* _Directions for this task_
For every line in the data below, check for the word "Road", then state how many lines have it. Answer with the number only.
◇ ◇ ◇ ◇ ◇ ◇ ◇
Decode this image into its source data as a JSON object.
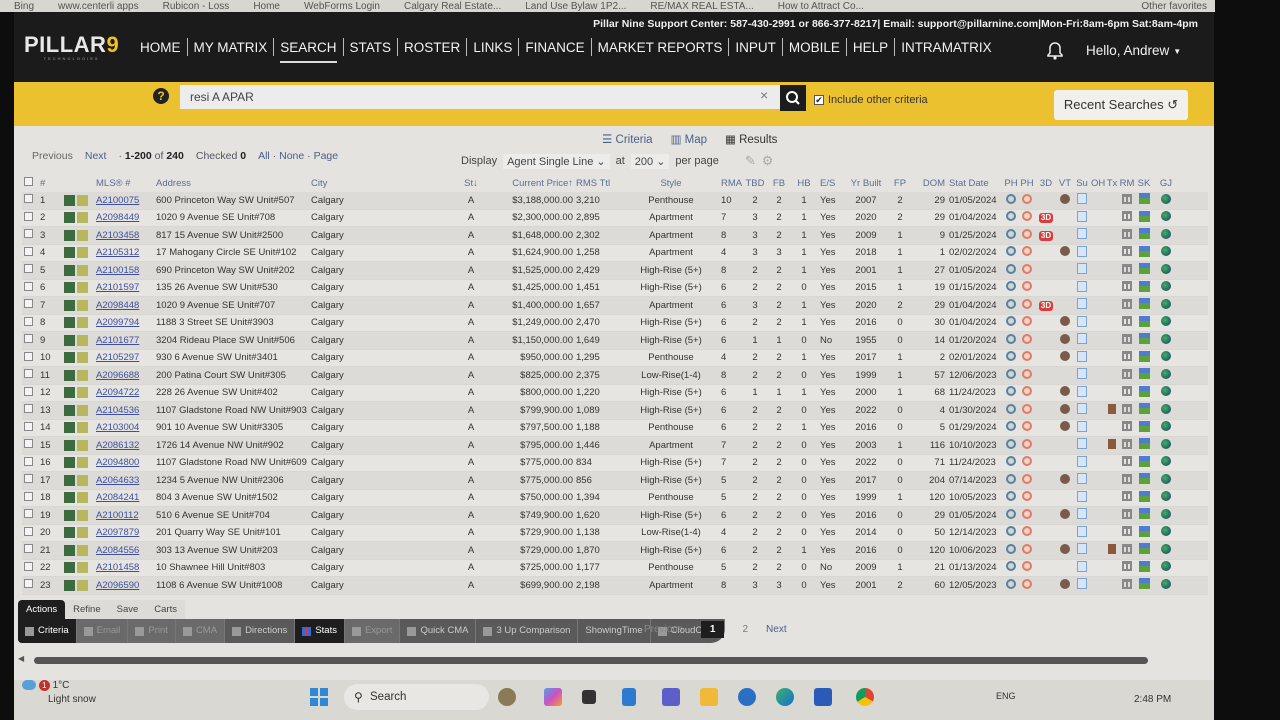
{
  "browser": {
    "bookmarks": [
      "Bing",
      "www.centerli apps",
      "Rubicon - Loss",
      "Home",
      "WebForms Login",
      "Calgary Real Estate...",
      "Land Use Bylaw 1P2...",
      "RE/MAX REAL ESTA...",
      "How to Attract Co..."
    ],
    "other_favorites": "Other favorites"
  },
  "header": {
    "support_text": "Pillar Nine Support Center: 587-430-2991 or 866-377-8217| Email: support@pillarnine.com|Mon-Fri:8am-6pm Sat:8am-4pm",
    "logo_main": "PILLAR",
    "logo_num": "9",
    "logo_sub": "TECHNOLOGIES",
    "nav": [
      "HOME",
      "MY MATRIX",
      "SEARCH",
      "STATS",
      "ROSTER",
      "LINKS",
      "FINANCE",
      "MARKET REPORTS",
      "INPUT",
      "MOBILE",
      "HELP",
      "INTRAMATRIX"
    ],
    "active_nav": "SEARCH",
    "greeting": "Hello, Andrew"
  },
  "search": {
    "help_glyph": "?",
    "query": "resi A APAR",
    "clear_glyph": "×",
    "include_other_label": "Include other criteria",
    "include_other_checked": true,
    "recent_label": "Recent Searches"
  },
  "view_tabs": {
    "criteria": "Criteria",
    "map": "Map",
    "results": "Results"
  },
  "pager": {
    "previous": "Previous",
    "next": "Next",
    "range": "1-200",
    "of_label": "of",
    "total": "240",
    "checked_label": "Checked",
    "checked_count": "0",
    "all": "All",
    "none": "None",
    "page": "Page",
    "display_label": "Display",
    "display_value": "Agent Single Line",
    "at_label": "at",
    "per_page_value": "200",
    "per_page_label": "per page"
  },
  "table": {
    "headers": {
      "num": "#",
      "mls": "MLS® #",
      "address": "Address",
      "city": "City",
      "st": "St↓",
      "price": "Current Price↑",
      "rms": "RMS Ttl",
      "style": "Style",
      "rma": "RMA",
      "tbd": "TBD",
      "fb": "FB",
      "hb": "HB",
      "es": "E/S",
      "yr": "Yr Built",
      "fp": "FP",
      "dom": "DOM",
      "date": "Stat Date",
      "ph1": "PH",
      "ph2": "PH",
      "d3": "3D",
      "vt": "VT",
      "su": "Su",
      "oh": "OH",
      "tx": "Tx",
      "rm": "RM",
      "sk": "SK",
      "gj": "GJ"
    },
    "rows": [
      {
        "n": "1",
        "mls": "A2100075",
        "addr": "600 Princeton Way SW Unit#507",
        "city": "Calgary",
        "st": "A",
        "price": "$3,188,000.00",
        "rms": "3,210",
        "style": "Penthouse",
        "rma": "10",
        "tbd": "2",
        "fb": "2",
        "hb": "1",
        "es": "Yes",
        "yr": "2007",
        "fp": "2",
        "dom": "29",
        "date": "01/05/2024",
        "d3": false,
        "vt": true,
        "tx": false
      },
      {
        "n": "2",
        "mls": "A2098449",
        "addr": "1020 9 Avenue SE Unit#708",
        "city": "Calgary",
        "st": "A",
        "price": "$2,300,000.00",
        "rms": "2,895",
        "style": "Apartment",
        "rma": "7",
        "tbd": "3",
        "fb": "2",
        "hb": "1",
        "es": "Yes",
        "yr": "2020",
        "fp": "2",
        "dom": "29",
        "date": "01/04/2024",
        "d3": true,
        "vt": false,
        "tx": false
      },
      {
        "n": "3",
        "mls": "A2103458",
        "addr": "817 15 Avenue SW Unit#2500",
        "city": "Calgary",
        "st": "A",
        "price": "$1,648,000.00",
        "rms": "2,302",
        "style": "Apartment",
        "rma": "8",
        "tbd": "3",
        "fb": "2",
        "hb": "1",
        "es": "Yes",
        "yr": "2009",
        "fp": "1",
        "dom": "9",
        "date": "01/25/2024",
        "d3": true,
        "vt": false,
        "tx": false
      },
      {
        "n": "4",
        "mls": "A2105312",
        "addr": "17 Mahogany Circle SE Unit#102",
        "city": "Calgary",
        "st": "A",
        "price": "$1,624,900.00",
        "rms": "1,258",
        "style": "Apartment",
        "rma": "4",
        "tbd": "3",
        "fb": "3",
        "hb": "1",
        "es": "Yes",
        "yr": "2018",
        "fp": "1",
        "dom": "1",
        "date": "02/02/2024",
        "d3": false,
        "vt": true,
        "tx": false
      },
      {
        "n": "5",
        "mls": "A2100158",
        "addr": "690 Princeton Way SW Unit#202",
        "city": "Calgary",
        "st": "A",
        "price": "$1,525,000.00",
        "rms": "2,429",
        "style": "High-Rise (5+)",
        "rma": "8",
        "tbd": "2",
        "fb": "2",
        "hb": "1",
        "es": "Yes",
        "yr": "2001",
        "fp": "1",
        "dom": "27",
        "date": "01/05/2024",
        "d3": false,
        "vt": false,
        "tx": false
      },
      {
        "n": "6",
        "mls": "A2101597",
        "addr": "135 26 Avenue SW Unit#530",
        "city": "Calgary",
        "st": "A",
        "price": "$1,425,000.00",
        "rms": "1,451",
        "style": "High-Rise (5+)",
        "rma": "6",
        "tbd": "2",
        "fb": "2",
        "hb": "0",
        "es": "Yes",
        "yr": "2015",
        "fp": "1",
        "dom": "19",
        "date": "01/15/2024",
        "d3": false,
        "vt": false,
        "tx": false
      },
      {
        "n": "7",
        "mls": "A2098448",
        "addr": "1020 9 Avenue SE Unit#707",
        "city": "Calgary",
        "st": "A",
        "price": "$1,400,000.00",
        "rms": "1,657",
        "style": "Apartment",
        "rma": "6",
        "tbd": "3",
        "fb": "2",
        "hb": "1",
        "es": "Yes",
        "yr": "2020",
        "fp": "2",
        "dom": "29",
        "date": "01/04/2024",
        "d3": true,
        "vt": false,
        "tx": false
      },
      {
        "n": "8",
        "mls": "A2099794",
        "addr": "1188 3 Street SE Unit#3903",
        "city": "Calgary",
        "st": "A",
        "price": "$1,249,000.00",
        "rms": "2,470",
        "style": "High-Rise (5+)",
        "rma": "6",
        "tbd": "2",
        "fb": "2",
        "hb": "1",
        "es": "Yes",
        "yr": "2016",
        "fp": "0",
        "dom": "30",
        "date": "01/04/2024",
        "d3": false,
        "vt": true,
        "tx": false
      },
      {
        "n": "9",
        "mls": "A2101677",
        "addr": "3204 Rideau Place SW Unit#506",
        "city": "Calgary",
        "st": "A",
        "price": "$1,150,000.00",
        "rms": "1,649",
        "style": "High-Rise (5+)",
        "rma": "6",
        "tbd": "1",
        "fb": "1",
        "hb": "0",
        "es": "No",
        "yr": "1955",
        "fp": "0",
        "dom": "14",
        "date": "01/20/2024",
        "d3": false,
        "vt": true,
        "tx": false
      },
      {
        "n": "10",
        "mls": "A2105297",
        "addr": "930 6 Avenue SW Unit#3401",
        "city": "Calgary",
        "st": "A",
        "price": "$950,000.00",
        "rms": "1,295",
        "style": "Penthouse",
        "rma": "4",
        "tbd": "2",
        "fb": "2",
        "hb": "1",
        "es": "Yes",
        "yr": "2017",
        "fp": "1",
        "dom": "2",
        "date": "02/01/2024",
        "d3": false,
        "vt": true,
        "tx": false
      },
      {
        "n": "11",
        "mls": "A2096688",
        "addr": "200 Patina Court SW Unit#305",
        "city": "Calgary",
        "st": "A",
        "price": "$825,000.00",
        "rms": "2,375",
        "style": "Low-Rise(1-4)",
        "rma": "8",
        "tbd": "2",
        "fb": "2",
        "hb": "0",
        "es": "Yes",
        "yr": "1999",
        "fp": "1",
        "dom": "57",
        "date": "12/06/2023",
        "d3": false,
        "vt": false,
        "tx": false
      },
      {
        "n": "12",
        "mls": "A2094722",
        "addr": "228 26 Avenue SW Unit#402",
        "city": "Calgary",
        "st": "A",
        "price": "$800,000.00",
        "rms": "1,220",
        "style": "High-Rise (5+)",
        "rma": "6",
        "tbd": "1",
        "fb": "1",
        "hb": "1",
        "es": "Yes",
        "yr": "2000",
        "fp": "1",
        "dom": "68",
        "date": "11/24/2023",
        "d3": false,
        "vt": true,
        "tx": false
      },
      {
        "n": "13",
        "mls": "A2104536",
        "addr": "1107 Gladstone Road NW Unit#903",
        "city": "Calgary",
        "st": "A",
        "price": "$799,900.00",
        "rms": "1,089",
        "style": "High-Rise (5+)",
        "rma": "6",
        "tbd": "2",
        "fb": "2",
        "hb": "0",
        "es": "Yes",
        "yr": "2022",
        "fp": "0",
        "dom": "4",
        "date": "01/30/2024",
        "d3": false,
        "vt": true,
        "tx": true
      },
      {
        "n": "14",
        "mls": "A2103004",
        "addr": "901 10 Avenue SW Unit#3305",
        "city": "Calgary",
        "st": "A",
        "price": "$797,500.00",
        "rms": "1,188",
        "style": "Penthouse",
        "rma": "6",
        "tbd": "2",
        "fb": "2",
        "hb": "1",
        "es": "Yes",
        "yr": "2016",
        "fp": "0",
        "dom": "5",
        "date": "01/29/2024",
        "d3": false,
        "vt": true,
        "tx": false
      },
      {
        "n": "15",
        "mls": "A2086132",
        "addr": "1726 14 Avenue NW Unit#902",
        "city": "Calgary",
        "st": "A",
        "price": "$795,000.00",
        "rms": "1,446",
        "style": "Apartment",
        "rma": "7",
        "tbd": "2",
        "fb": "2",
        "hb": "0",
        "es": "Yes",
        "yr": "2003",
        "fp": "1",
        "dom": "116",
        "date": "10/10/2023",
        "d3": false,
        "vt": false,
        "tx": true
      },
      {
        "n": "16",
        "mls": "A2094800",
        "addr": "1107 Gladstone Road NW Unit#609",
        "city": "Calgary",
        "st": "A",
        "price": "$775,000.00",
        "rms": "834",
        "style": "High-Rise (5+)",
        "rma": "7",
        "tbd": "2",
        "fb": "2",
        "hb": "0",
        "es": "Yes",
        "yr": "2022",
        "fp": "0",
        "dom": "71",
        "date": "11/24/2023",
        "d3": false,
        "vt": false,
        "tx": false
      },
      {
        "n": "17",
        "mls": "A2064633",
        "addr": "1234 5 Avenue NW Unit#2306",
        "city": "Calgary",
        "st": "A",
        "price": "$775,000.00",
        "rms": "856",
        "style": "High-Rise (5+)",
        "rma": "5",
        "tbd": "2",
        "fb": "2",
        "hb": "0",
        "es": "Yes",
        "yr": "2017",
        "fp": "0",
        "dom": "204",
        "date": "07/14/2023",
        "d3": false,
        "vt": true,
        "tx": false
      },
      {
        "n": "18",
        "mls": "A2084241",
        "addr": "804 3 Avenue SW Unit#1502",
        "city": "Calgary",
        "st": "A",
        "price": "$750,000.00",
        "rms": "1,394",
        "style": "Penthouse",
        "rma": "5",
        "tbd": "2",
        "fb": "2",
        "hb": "0",
        "es": "Yes",
        "yr": "1999",
        "fp": "1",
        "dom": "120",
        "date": "10/05/2023",
        "d3": false,
        "vt": false,
        "tx": false
      },
      {
        "n": "19",
        "mls": "A2100112",
        "addr": "510 6 Avenue SE Unit#704",
        "city": "Calgary",
        "st": "A",
        "price": "$749,900.00",
        "rms": "1,620",
        "style": "High-Rise (5+)",
        "rma": "6",
        "tbd": "2",
        "fb": "2",
        "hb": "0",
        "es": "Yes",
        "yr": "2016",
        "fp": "0",
        "dom": "29",
        "date": "01/05/2024",
        "d3": false,
        "vt": true,
        "tx": false
      },
      {
        "n": "20",
        "mls": "A2097879",
        "addr": "201 Quarry Way SE Unit#101",
        "city": "Calgary",
        "st": "A",
        "price": "$729,900.00",
        "rms": "1,138",
        "style": "Low-Rise(1-4)",
        "rma": "4",
        "tbd": "2",
        "fb": "2",
        "hb": "0",
        "es": "Yes",
        "yr": "2014",
        "fp": "0",
        "dom": "50",
        "date": "12/14/2023",
        "d3": false,
        "vt": false,
        "tx": false
      },
      {
        "n": "21",
        "mls": "A2084556",
        "addr": "303 13 Avenue SW Unit#203",
        "city": "Calgary",
        "st": "A",
        "price": "$729,000.00",
        "rms": "1,870",
        "style": "High-Rise (5+)",
        "rma": "6",
        "tbd": "2",
        "fb": "2",
        "hb": "1",
        "es": "Yes",
        "yr": "2016",
        "fp": "0",
        "dom": "120",
        "date": "10/06/2023",
        "d3": false,
        "vt": true,
        "tx": true
      },
      {
        "n": "22",
        "mls": "A2101458",
        "addr": "10 Shawnee Hill Unit#803",
        "city": "Calgary",
        "st": "A",
        "price": "$725,000.00",
        "rms": "1,177",
        "style": "Penthouse",
        "rma": "5",
        "tbd": "2",
        "fb": "2",
        "hb": "0",
        "es": "No",
        "yr": "2009",
        "fp": "1",
        "dom": "21",
        "date": "01/13/2024",
        "d3": false,
        "vt": false,
        "tx": false
      },
      {
        "n": "23",
        "mls": "A2096590",
        "addr": "1108 6 Avenue SW Unit#1008",
        "city": "Calgary",
        "st": "A",
        "price": "$699,900.00",
        "rms": "2,198",
        "style": "Apartment",
        "rma": "8",
        "tbd": "3",
        "fb": "3",
        "hb": "0",
        "es": "Yes",
        "yr": "2001",
        "fp": "2",
        "dom": "60",
        "date": "12/05/2023",
        "d3": false,
        "vt": true,
        "tx": false
      }
    ],
    "d3_label": "3D"
  },
  "actions": {
    "tabs": [
      "Actions",
      "Refine",
      "Save",
      "Carts"
    ],
    "active_tab": "Actions",
    "buttons": [
      "Criteria",
      "Email",
      "Print",
      "CMA",
      "Directions",
      "Stats",
      "Export",
      "Quick CMA",
      "3 Up Comparison",
      "ShowingTime",
      "CloudCMA"
    ]
  },
  "pagination": {
    "previous": "Previous",
    "current": "1",
    "page2": "2",
    "next": "Next"
  },
  "taskbar": {
    "weather_badge": "1",
    "temperature": "1°C",
    "condition": "Light snow",
    "search_label": "Search",
    "language": "ENG",
    "time": "2:48 PM"
  }
}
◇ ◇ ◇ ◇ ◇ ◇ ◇
* _Response below_
2